Impressed with Europeans' interest in the yakuza, Takeshi Kitano wrote what he described as an old-fashioned yakuza film. To greater contrast the character against more familiar elements, he set it in a foreign country, choosing Los Angeles as a place-holder. When producer Jeremy Thomas asked Kitano if he was interested in foreign productions, Kitano told him about the script. Thomas promised him complete creative control, which Kitano said he got. See more »
The car that explodes is a Lexus. When the gang see the flaming wreck, it's a different car. See more »
What are you guys gonna do?
Cut his finger off.
What happens when you cut his finger off?
Ummm... he can't swim straight anymore.
See more »
US version was heavily cut for violence to be in accordance with MPAA demands for a "R" rating. See more »
When I rented Takeshi Kitano's stunning masterpiece brother, it was simply because I wanted to get myself further immersed in Asian cinema. Although, I'm was a little bit iffy because of the fact that Omar Epps was in it, and I was worried that it would be some piece of americanized garbage. But when I watched it,I was completely blown away. It was intelligent without being terribly confusing, and it was violent without being overly gross. This is one of the best movies I have ever seen, and is quite possibly one of the greatest films ever made. The story concerns Aniki Yamomoto (Takeshi kitano, under the name Beat Takeshi) who joins a very well-to-do yakuza family in japan. But when a price is put on his head, he flees to America, to set up shop there with his younger brother Ken (kuroudo Maki under the name Claude Maki) and his gang, which includes a black man named Denny (Omar Epps). They run into trouble with other mobs in the city, but Aniki's style of war brings them on a steady inclination to the top.

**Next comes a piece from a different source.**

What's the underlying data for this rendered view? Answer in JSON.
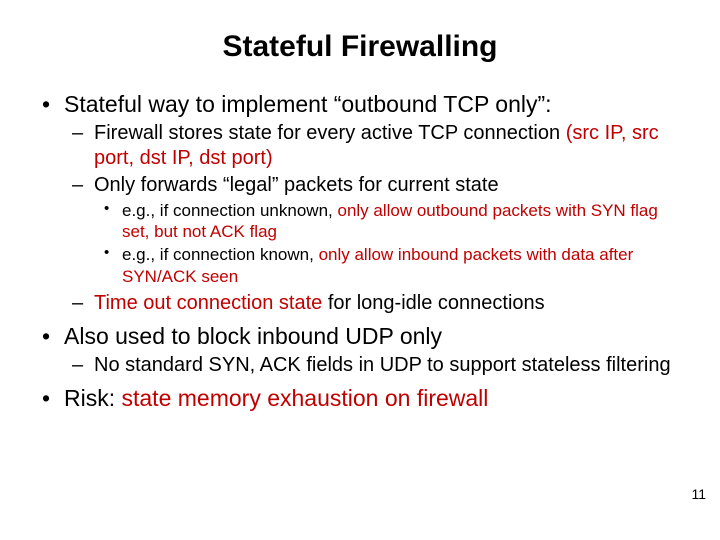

Underrated and under-appreciated, this little gem is definitely a good one to own, as it is truly a cinematic masterpiece.
21 of 29 people found this review helpful.
Was this review helpful to you?
| Report this